The city of London as in Q. Elisabeth's time
Surveyor: Stow, John
This map was engraved for Stow's Survey of 1755: the first detailed, comprehensive survey of the city. John Stow was a retired sailor who walked the streets of the city collecting information from records and residents of Georgian London.
The Thames is depicted dotted with boats, reflecting that river taxis were the main mode of transport in Elizabethan London. The impression is one of a lively prosperous capital. All nineteen piers of London Bridge are recorded. These made travel by river taxi dangerous as they causing congestion and turbulence that made it advisable cross the bridge on foot.
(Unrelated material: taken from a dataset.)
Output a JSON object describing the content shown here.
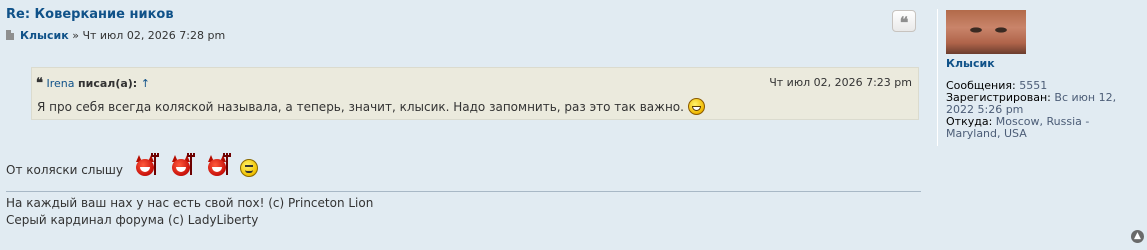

Three cranes are marked to the left of London Bridge. These were used to haul crates of wine up from. A tavern in Upper Thames St was named "Three Cranes in the Vintry" in their honour, and was frequented by the playwright Ben Jonson in the 16th Century.